Keeping Prisoner X a secret when everyone knows about it
Whether we want to or not, Israel somehow always ends up being in the eye of an international storm. Earlier this week, it was the Women at the Wall fiasco, and only a couple days later, we’re back in headlines around the world thanks to Prisoner X.
The website of ABC News in Australia first reported the story, previewing a startling TV report detailing the death of Ben Zygier, aka Ben Alon, an Australian-Israeli who was allegedly found hanged in a high-security cell originally built for Yitzhak Rabin’s killer Yigal Amir at Ayalon prison in late 2010.
There were loads of questions surrounding the case – why was Alon in jail? Was Alon a Mossad agent? Why was it kept quiet?

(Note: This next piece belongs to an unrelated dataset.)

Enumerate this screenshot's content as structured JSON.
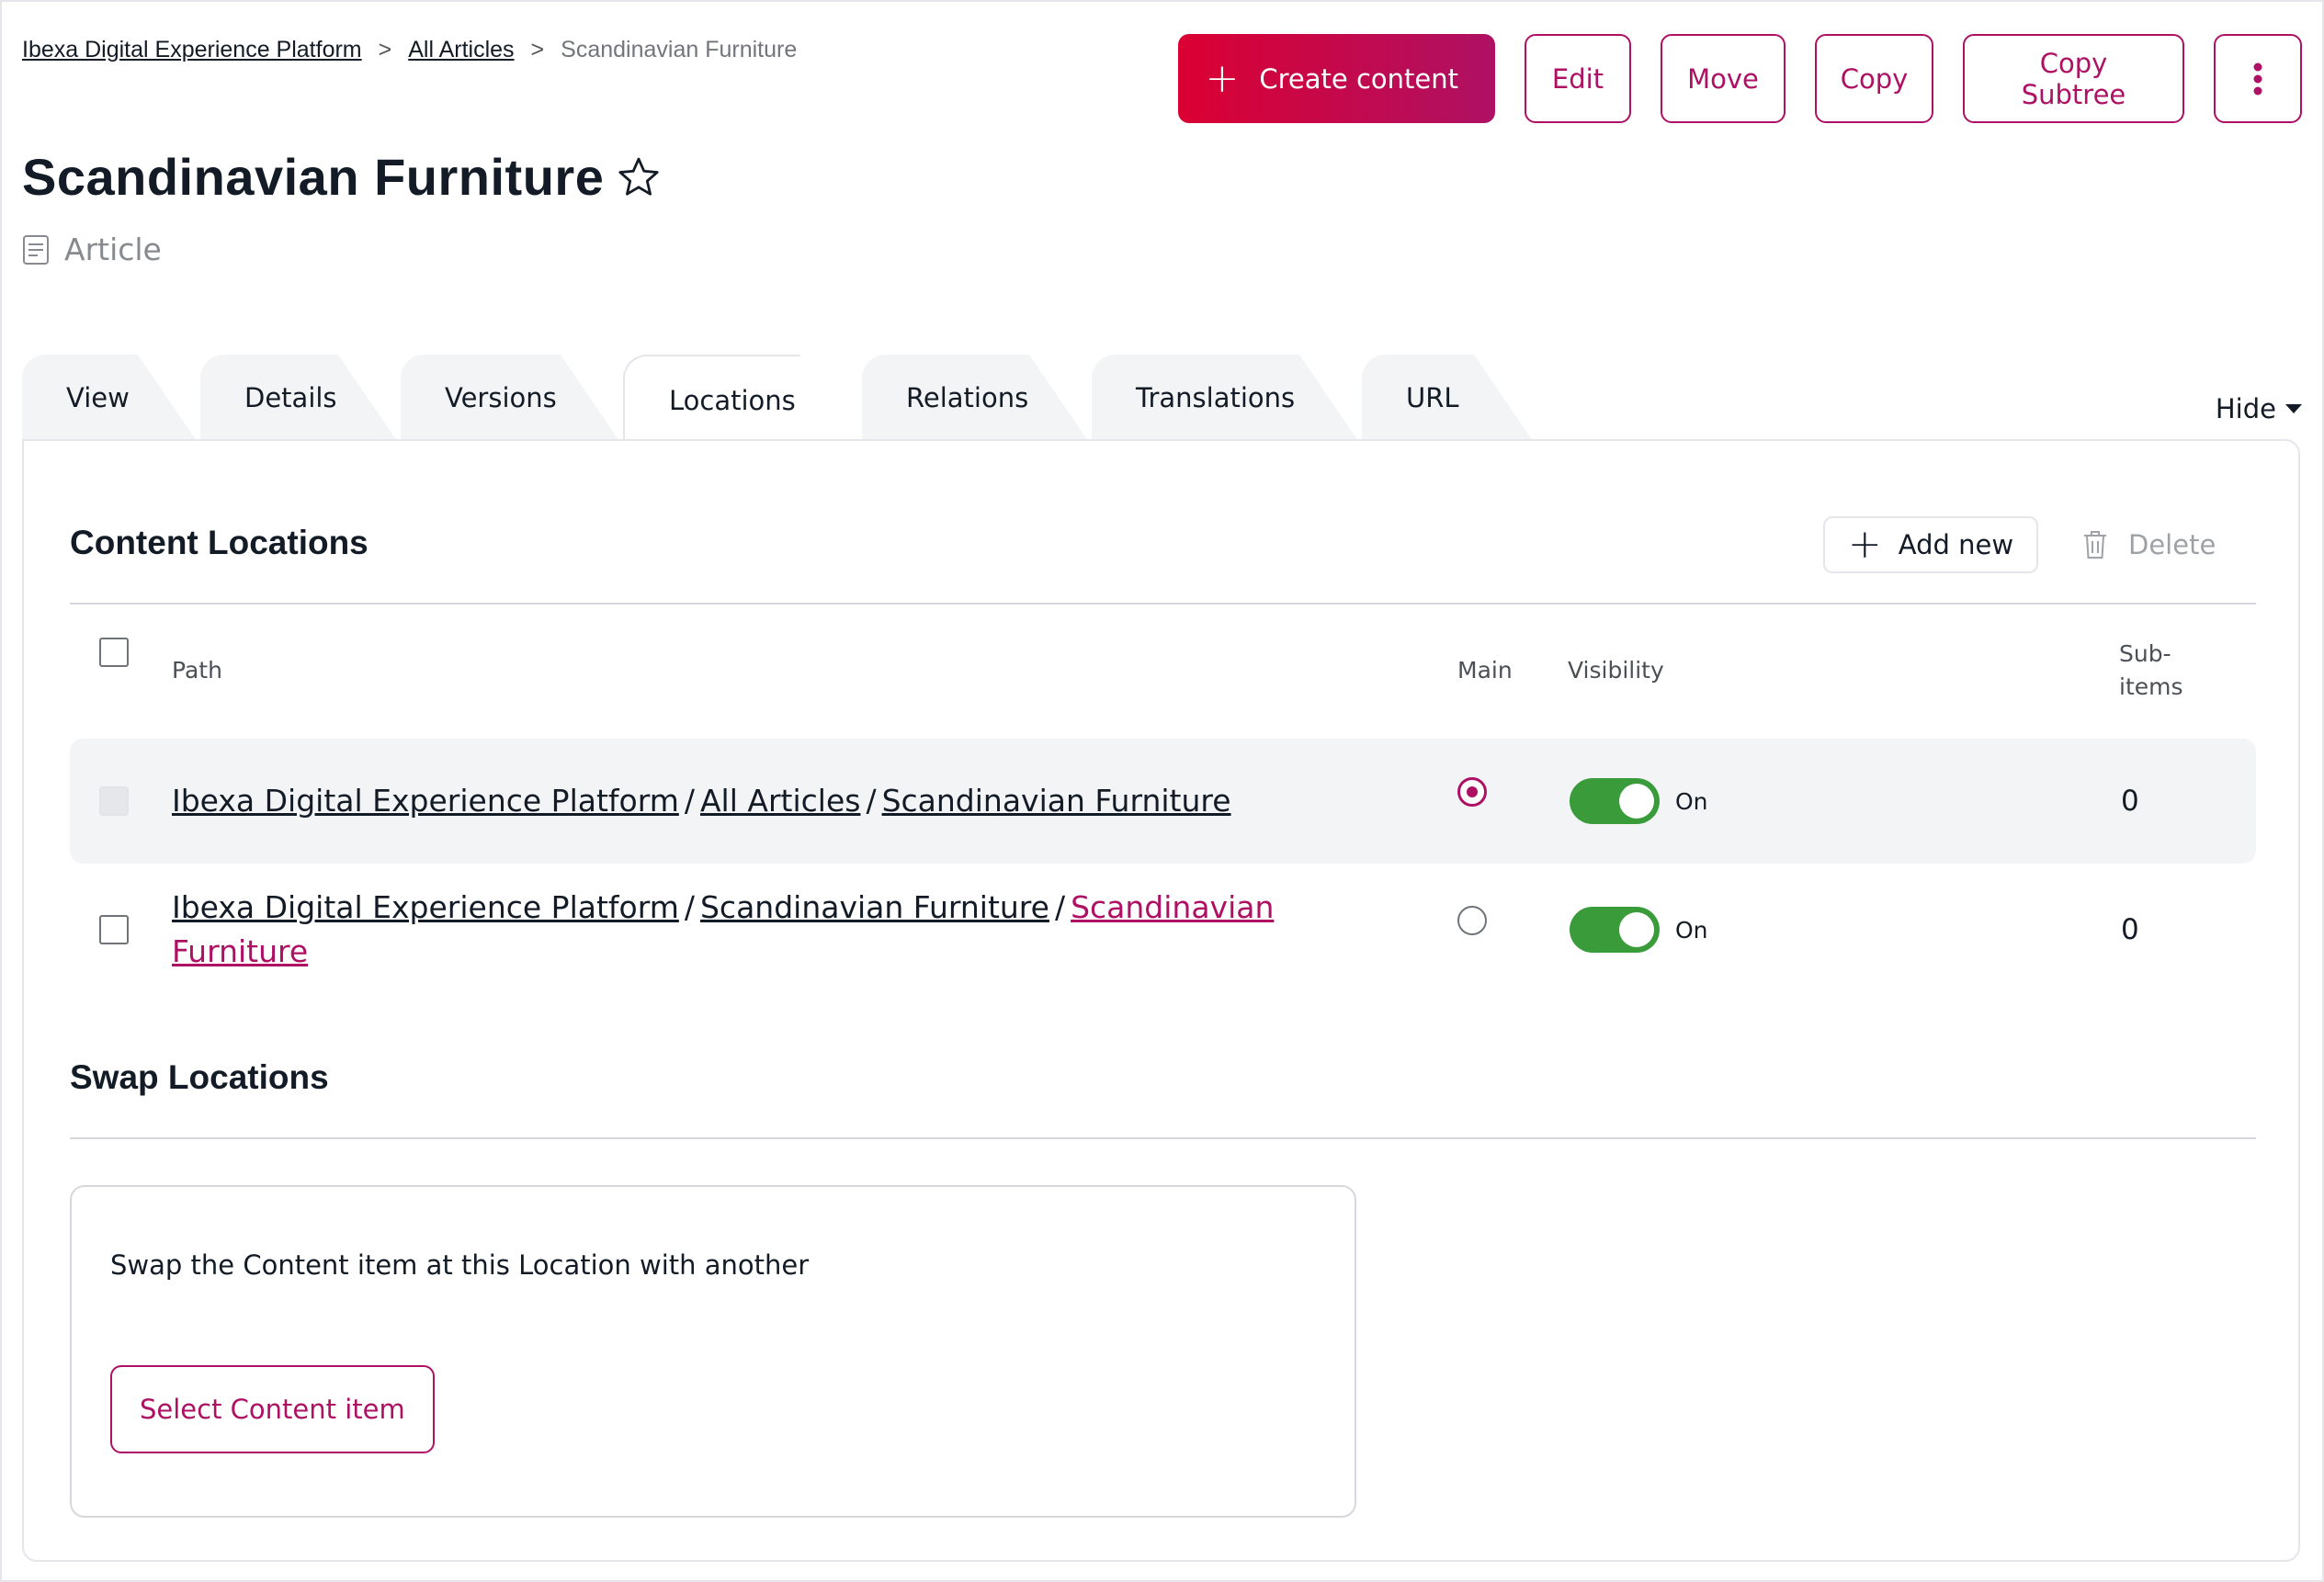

Unfortunately, none of those questions were going to be answered, as long as the Israeli censor’s office had anything to do with it. Minutes after the ABC story appeared online, the censor’s office called all the major Israeli media outlets to warn them that publishing a-n-y-t-h-i-n-g about the case would violate a court-issued gag order on the subject and would amount to breaking the law. This despite the fact that at the same time, one could go into the ABC site, or any number of other non-Israeli sites that quickly picked up the story. The blogosphere and twitter was also soon filled with comments and posts, making Prisoner X the worst-kept secret of the week.
Still the censor persevered, until in the middle of the afternoon , MKs Zahava Gal-On, Dov Henin and Ahmed Tibi raised the issue during their speeches in the Knesset plenum by asking outgoing Justice Minister Yaakov Neeman to confirm the ABC reports.
By then, it was clear that whatever efforts made by the censor to keep the story from getting ‘out there’ were futile, and that, gag order or not, there was nothing that could be done to rein in the leaks. The censor’s office backed down a small bit, telling editors that the MKs’ comments on Prisoner X could be published, but no details from the ABC story.
By today, the censor has lifted that ban too, 24 hours too late however. In our volatile region of the world, there are certainly instances when the publication of details of sensitive, security-related issues indeed should be monitored, and if need be, censored. It’s especially relevant if the publication of such material could endanger lives of Israeli citizens or Israeli security personnel.
However, as exemplified by the Prisoner X saga, the digital communication age has changed the playing field. If a story is under wraps, it’s one thing. But once a report has surfaced online and is disseminated faster than one can press “favorite,” there’s clearly another set of rules that need to be brought into play.